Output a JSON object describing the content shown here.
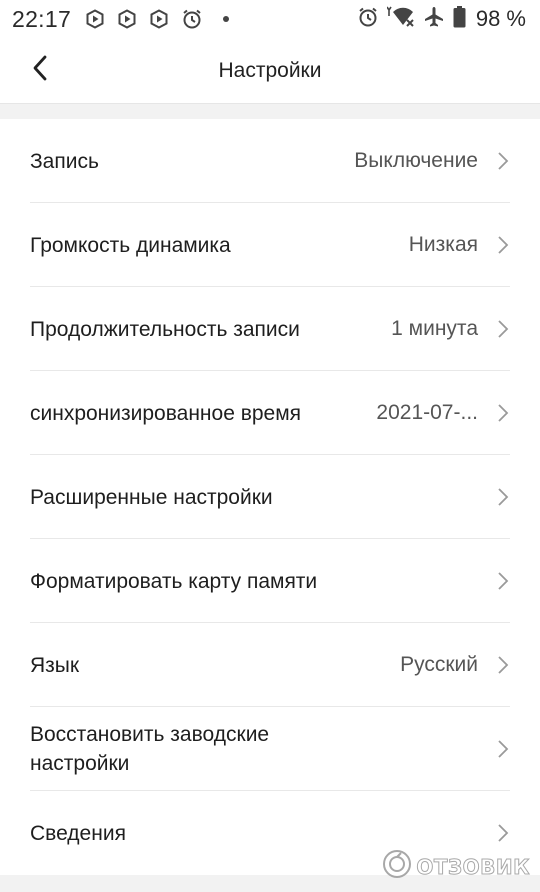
{
  "status_bar": {
    "time": "22:17",
    "battery": "98 %",
    "left_icons": [
      "play-hexagon-icon",
      "play-hexagon-icon",
      "play-hexagon-icon",
      "alarm-icon",
      "dot-icon"
    ],
    "right_icons": [
      "alarm-icon",
      "wifi-data-icon",
      "airplane-icon",
      "battery-icon"
    ]
  },
  "header": {
    "title": "Настройки",
    "back_icon": "chevron-left-icon"
  },
  "settings": [
    {
      "label": "Запись",
      "value": "Выключение"
    },
    {
      "label": "Громкость динамика",
      "value": "Низкая"
    },
    {
      "label": "Продолжительность записи",
      "value": "1 минута"
    },
    {
      "label": "синхронизированное время",
      "value": "2021-07-..."
    },
    {
      "label": "Расширенные настройки",
      "value": ""
    },
    {
      "label": "Форматировать карту памяти",
      "value": ""
    },
    {
      "label": "Язык",
      "value": "Русский"
    },
    {
      "label": "Восстановить заводские настройки",
      "value": ""
    },
    {
      "label": "Сведения",
      "value": ""
    }
  ],
  "watermark": {
    "text": "ОТЗОВИК"
  },
  "colors": {
    "page_background": "#f2f2f2",
    "surface": "#ffffff",
    "text_primary": "#1e1e1e",
    "text_secondary": "#555555",
    "divider": "#e8e8e8",
    "chevron": "#9a9a9a"
  }
}
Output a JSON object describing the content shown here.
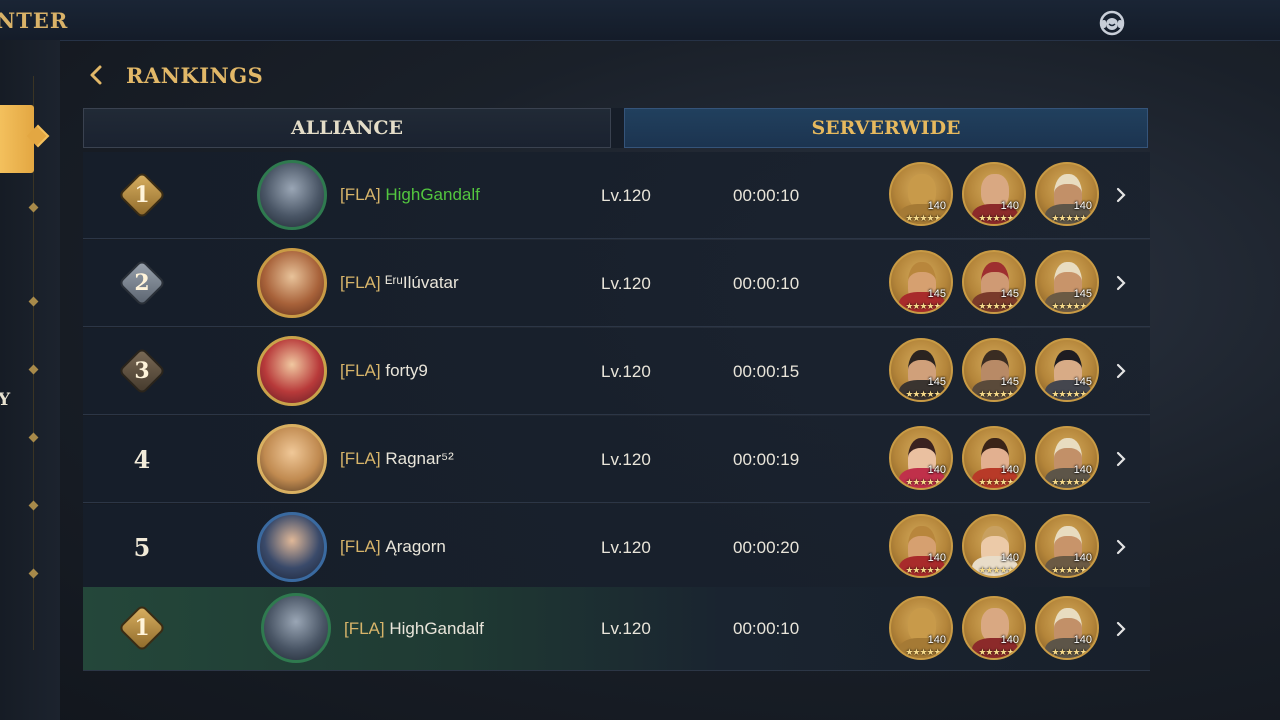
{
  "topbar": {
    "title": "NTER"
  },
  "sidebar": {
    "partial_label": "Y"
  },
  "header": {
    "title": "RANKINGS"
  },
  "tabs": [
    {
      "label": "ALLIANCE",
      "active": false
    },
    {
      "label": "SERVERWIDE",
      "active": true
    }
  ],
  "rows": [
    {
      "rank": "1",
      "tag": "[FLA]",
      "name": "HighGandalf",
      "level": "Lv.120",
      "time": "00:00:10",
      "heroes": [
        {
          "level": "140"
        },
        {
          "level": "140"
        },
        {
          "level": "140"
        }
      ]
    },
    {
      "rank": "2",
      "tag": "[FLA]",
      "name": "ᴱʳᵘIlúvatar",
      "level": "Lv.120",
      "time": "00:00:10",
      "heroes": [
        {
          "level": "145"
        },
        {
          "level": "145"
        },
        {
          "level": "145"
        }
      ]
    },
    {
      "rank": "3",
      "tag": "[FLA]",
      "name": "forty9",
      "level": "Lv.120",
      "time": "00:00:15",
      "heroes": [
        {
          "level": "145"
        },
        {
          "level": "145"
        },
        {
          "level": "145"
        }
      ]
    },
    {
      "rank": "4",
      "tag": "[FLA]",
      "name": "Ragnar⁵²",
      "level": "Lv.120",
      "time": "00:00:19",
      "heroes": [
        {
          "level": "140"
        },
        {
          "level": "140"
        },
        {
          "level": "140"
        }
      ]
    },
    {
      "rank": "5",
      "tag": "[FLA]",
      "name": "Ąragorn",
      "level": "Lv.120",
      "time": "00:00:20",
      "heroes": [
        {
          "level": "140"
        },
        {
          "level": "140"
        },
        {
          "level": "140"
        }
      ]
    }
  ],
  "my_row": {
    "rank": "1",
    "tag": "[FLA]",
    "name": "HighGandalf",
    "level": "Lv.120",
    "time": "00:00:10",
    "heroes": [
      {
        "level": "140"
      },
      {
        "level": "140"
      },
      {
        "level": "140"
      }
    ]
  },
  "stars": "★★★★★",
  "colors": {
    "gold": "#e2b868",
    "highlight_name": "#53c63f",
    "my_row": "#24473a"
  }
}
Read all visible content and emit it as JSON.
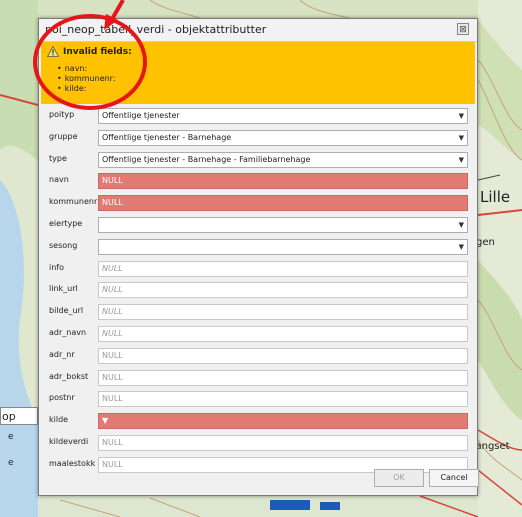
{
  "dialog": {
    "title": "poi_neop_tabell_verdi - objektattributter",
    "close_glyph": "⊠"
  },
  "warning": {
    "title": "Invalid fields:",
    "fields": [
      "navn:",
      "kommunenr:",
      "kilde:"
    ]
  },
  "form": {
    "fields": [
      {
        "label": "poityp",
        "kind": "combo",
        "value": "Offentlige tjenester"
      },
      {
        "label": "gruppe",
        "kind": "combo",
        "value": "Offentlige tjenester - Barnehage"
      },
      {
        "label": "type",
        "kind": "combo",
        "value": "Offentlige tjenester - Barnehage - Familiebarnehage"
      },
      {
        "label": "navn",
        "kind": "invalid",
        "value": "NULL"
      },
      {
        "label": "kommunenr",
        "kind": "invalid",
        "value": "NULL"
      },
      {
        "label": "eiertype",
        "kind": "combo",
        "value": ""
      },
      {
        "label": "sesong",
        "kind": "combo",
        "value": ""
      },
      {
        "label": "info",
        "kind": "text-ph",
        "value": "NULL"
      },
      {
        "label": "link_url",
        "kind": "text-ph",
        "value": "NULL"
      },
      {
        "label": "bilde_url",
        "kind": "text-ph",
        "value": "NULL"
      },
      {
        "label": "adr_navn",
        "kind": "text-ph",
        "value": "NULL"
      },
      {
        "label": "adr_nr",
        "kind": "text",
        "value": "NULL"
      },
      {
        "label": "adr_bokst",
        "kind": "text",
        "value": "NULL"
      },
      {
        "label": "postnr",
        "kind": "text",
        "value": "NULL"
      },
      {
        "label": "kilde",
        "kind": "invalid-combo",
        "value": ""
      },
      {
        "label": "kildeverdi",
        "kind": "text",
        "value": "NULL"
      },
      {
        "label": "maalestokk",
        "kind": "text",
        "value": "NULL"
      }
    ]
  },
  "buttons": {
    "ok": "OK",
    "cancel": "Cancel"
  },
  "map": {
    "label_lille": "Lille",
    "label_gen": "gen",
    "label_cangset": "cangset",
    "label_op": "op",
    "label_e1": "e",
    "label_e2": "e"
  },
  "colors": {
    "warning_bg": "#fec200",
    "invalid_bg": "#e07a72",
    "annotation": "#e8141b"
  }
}
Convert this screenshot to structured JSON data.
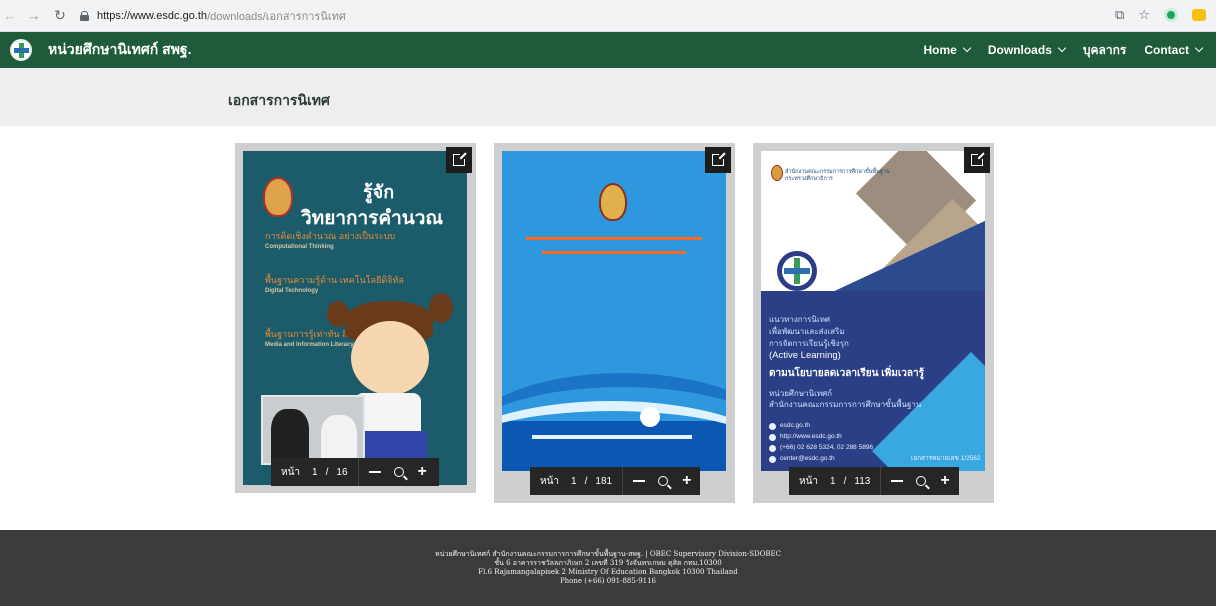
{
  "browser": {
    "url_host": "https://www.esdc.go.th",
    "url_path": "/downloads/เอกสารการนิเทศ"
  },
  "site": {
    "title": "หน่วยศึกษานิเทศก์ สพฐ.",
    "menu": [
      {
        "label": "Home",
        "has_dropdown": true
      },
      {
        "label": "Downloads",
        "has_dropdown": true
      },
      {
        "label": "บุคลากร",
        "has_dropdown": false
      },
      {
        "label": "Contact",
        "has_dropdown": true
      }
    ]
  },
  "page": {
    "title": "เอกสารการนิเทศ"
  },
  "documents": [
    {
      "pager_label": "หน้า",
      "page_current": "1",
      "separator": "/",
      "page_total": "16",
      "cover": {
        "title_line1": "รู้จัก",
        "title_line2": "วิทยาการคำนวณ",
        "tags": [
          {
            "th": "การคิดเชิงคำนวณ อย่างเป็นระบบ",
            "en": "Computational Thinking"
          },
          {
            "th": "พื้นฐานความรู้ด้าน เทคโนโลยีดิจิทัล",
            "en": "Digital Technology"
          },
          {
            "th": "พื้นฐานการรู้เท่าทัน สื่อและสารสนเทศ",
            "en": "Media and Information Literacy"
          }
        ]
      }
    },
    {
      "pager_label": "หน้า",
      "page_current": "1",
      "separator": "/",
      "page_total": "181",
      "cover": {}
    },
    {
      "pager_label": "หน้า",
      "page_current": "1",
      "separator": "/",
      "page_total": "113",
      "cover": {
        "header_line1": "สำนักงานคณะกรรมการการศึกษาขั้นพื้นฐาน",
        "header_line2": "กระทรวงศึกษาธิการ",
        "line1": "แนวทางการนิเทศ",
        "line2": "เพื่อพัฒนาและส่งเสริม",
        "line3": "การจัดการเรียนรู้เชิงรุก",
        "line4": "(Active Learning)",
        "line5": "ตามนโยบายลดเวลาเรียน เพิ่มเวลารู้",
        "org1": "หน่วยศึกษานิเทศก์",
        "org2": "สำนักงานคณะกรรมการการศึกษาขั้นพื้นฐาน",
        "contacts": [
          "esdc.go.th",
          "http://www.esdc.go.th",
          "(+66) 02 628 5324, 02 288 5896",
          "center@esdc.go.th"
        ],
        "doc_no": "เอกสารหมายเลข 1/2562"
      }
    }
  ],
  "footer": {
    "line1": "หน่วยศึกษานิเทศก์ สำนักงานคณะกรรมการการศึกษาขั้นพื้นฐาน-สพฐ. | OBEC Supervisory Division-SDOBEC",
    "line2": "ชั้น 6 อาคารราชวัลลภาภิเษก 2 เลขที่ 319 วังจันทรเกษม ดุสิต กทม.10300",
    "line3": "Fl.6 Rajamangalapisek 2 Ministry Of Education Bangkok 10300 Thailand",
    "line4": "Phone (+66) 091-885-9116"
  },
  "colors": {
    "header_green": "#1f5a3a",
    "footer_dark": "#3b3b3b",
    "title_band": "#eeeeee"
  }
}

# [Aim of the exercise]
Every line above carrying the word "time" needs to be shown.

# [Output]
    "time": "22:17",
      "time": "00:00:10",
      "time": "00:00:10",
      "time": "00:00:15",
      "time": "00:00:19",
      "time": "00:00:20",
    "time": "00:00:10",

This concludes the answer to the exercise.